The 190s perverted 1960s rhetoric about risk, adventure and personal fulfillment and freedom as an individual to underwrite dog-eat-dog capitalism without an ounce of civic decency or common empathy among citizens.
The “popular” must be fashioned, must be produced as a rabble, and are thus made to be constitutively unstable. Popular culture creates this unstable rabble. The rabble doesn’t precede the junk culture made for it, made to make it. (149)
The idea of being “blackmailed by utility,” that one can’t criticize something that functions even if it demeans. Since it works, it must be accepted, must be accepted as “real” as in the “reality principle” of compromise.

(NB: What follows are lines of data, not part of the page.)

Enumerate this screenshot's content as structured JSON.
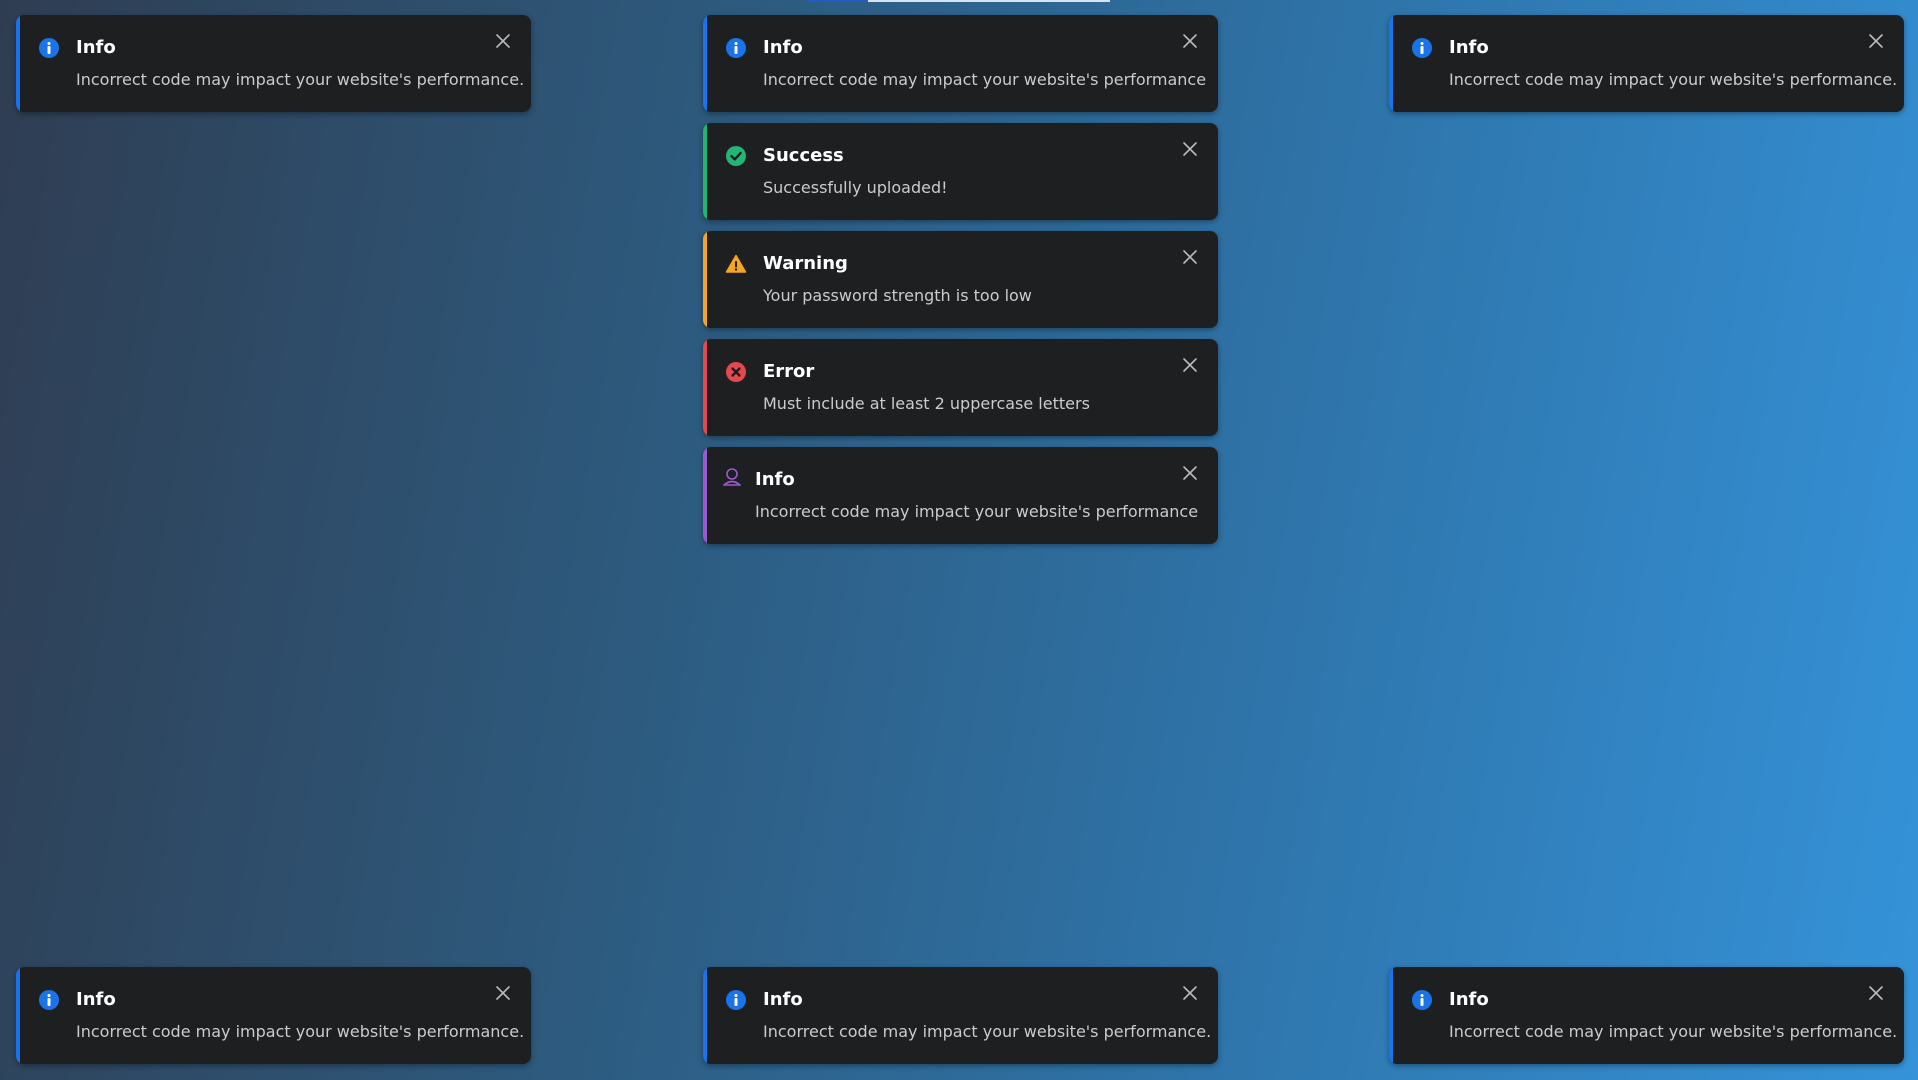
{
  "colors": {
    "info": "#1a73e8",
    "success": "#22b573",
    "warning": "#f5a524",
    "error": "#e5484d",
    "custom": "#9b59d0"
  },
  "toasts": [
    {
      "id": "top-left",
      "type": "info",
      "icon": "info-icon",
      "title": "Info",
      "message": "Incorrect code may impact your website's performance."
    },
    {
      "id": "top-center",
      "type": "info",
      "icon": "info-icon",
      "title": "Info",
      "message": "Incorrect code may impact your website's performance"
    },
    {
      "id": "top-right",
      "type": "info",
      "icon": "info-icon",
      "title": "Info",
      "message": "Incorrect code may impact your website's performance."
    },
    {
      "id": "center-success",
      "type": "success",
      "icon": "check-circle-icon",
      "title": "Success",
      "message": "Successfully uploaded!"
    },
    {
      "id": "center-warning",
      "type": "warning",
      "icon": "warning-triangle-icon",
      "title": "Warning",
      "message": "Your password strength is too low"
    },
    {
      "id": "center-error",
      "type": "error",
      "icon": "x-circle-icon",
      "title": "Error",
      "message": "Must include at least 2 uppercase letters"
    },
    {
      "id": "center-custom",
      "type": "custom",
      "icon": "user-badge-icon",
      "title": "Info",
      "message": "Incorrect code may impact your website's performance"
    },
    {
      "id": "bottom-left",
      "type": "info",
      "icon": "info-icon",
      "title": "Info",
      "message": "Incorrect code may impact your website's performance."
    },
    {
      "id": "bottom-center",
      "type": "info",
      "icon": "info-icon",
      "title": "Info",
      "message": "Incorrect code may impact your website's performance."
    },
    {
      "id": "bottom-right",
      "type": "info",
      "icon": "info-icon",
      "title": "Info",
      "message": "Incorrect code may impact your website's performance."
    }
  ],
  "close_icon": "close-icon"
}
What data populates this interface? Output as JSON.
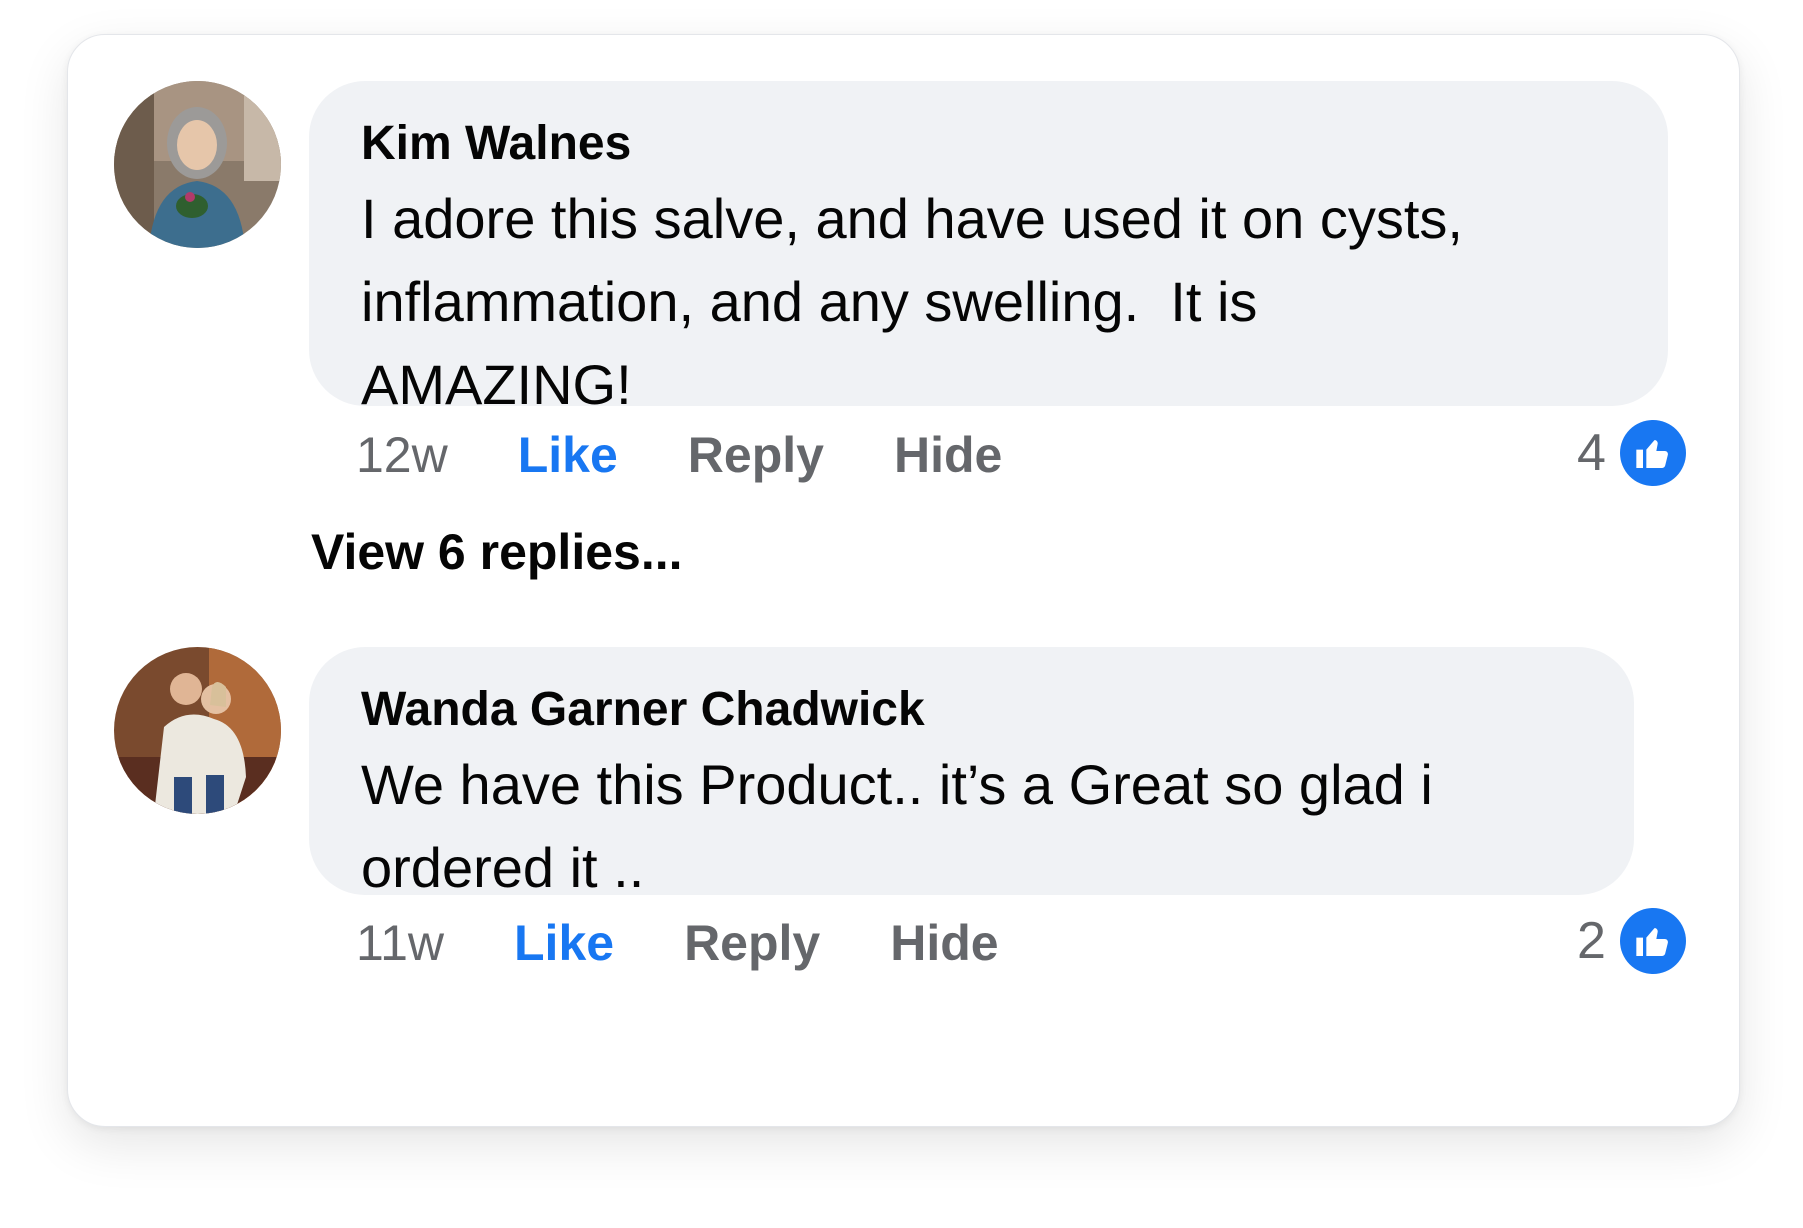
{
  "comments": [
    {
      "author": "Kim Walnes",
      "text": "I adore this salve, and have used it on cysts,\ninflammation, and any swelling.  It is\nAMAZING!",
      "time": "12w",
      "like_label": "Like",
      "reply_label": "Reply",
      "hide_label": "Hide",
      "reaction_count": "4",
      "reaction_icon": "thumbs-up-icon"
    },
    {
      "author": "Wanda Garner Chadwick",
      "text": "We have this Product.. it’s a Great so glad i\nordered it ..",
      "time": "11w",
      "like_label": "Like",
      "reply_label": "Reply",
      "hide_label": "Hide",
      "reaction_count": "2",
      "reaction_icon": "thumbs-up-icon"
    }
  ],
  "view_replies": "View 6 replies...",
  "colors": {
    "like_blue": "#1877f2",
    "bubble_bg": "#f0f2f5",
    "secondary_text": "#65676b",
    "primary_text": "#050505"
  }
}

Life lived as spontaneous art, as a utopian realization of pure freedom, with no moment continuous from the previous one, a commitment to perpetual reinvention at every instant — who wants this as a permanent state, even as an ideal? Isn’t this better experienced convulsively, in carnivalesque fits that surprise us, or are even planned — it may be that this is all we can tolerate, that to live like that is insane.
           
Ads conjure a desire for this kind of unknowable spontaneous freedom, this kind of eternal retransformation at every instant in the name of maximum happiness, and diverts it to take solace in goods when we realize that it can’t be fulfilled, that we can’t live up to the daring of our own dreams (planted by the ads, of course, but we don’t recognize it). So we blame ourselves and not the ads for the impossible desires we come to possess, and consume the ads even more eagerly as wish fulfillment dramas for those dreams of metamorphosis.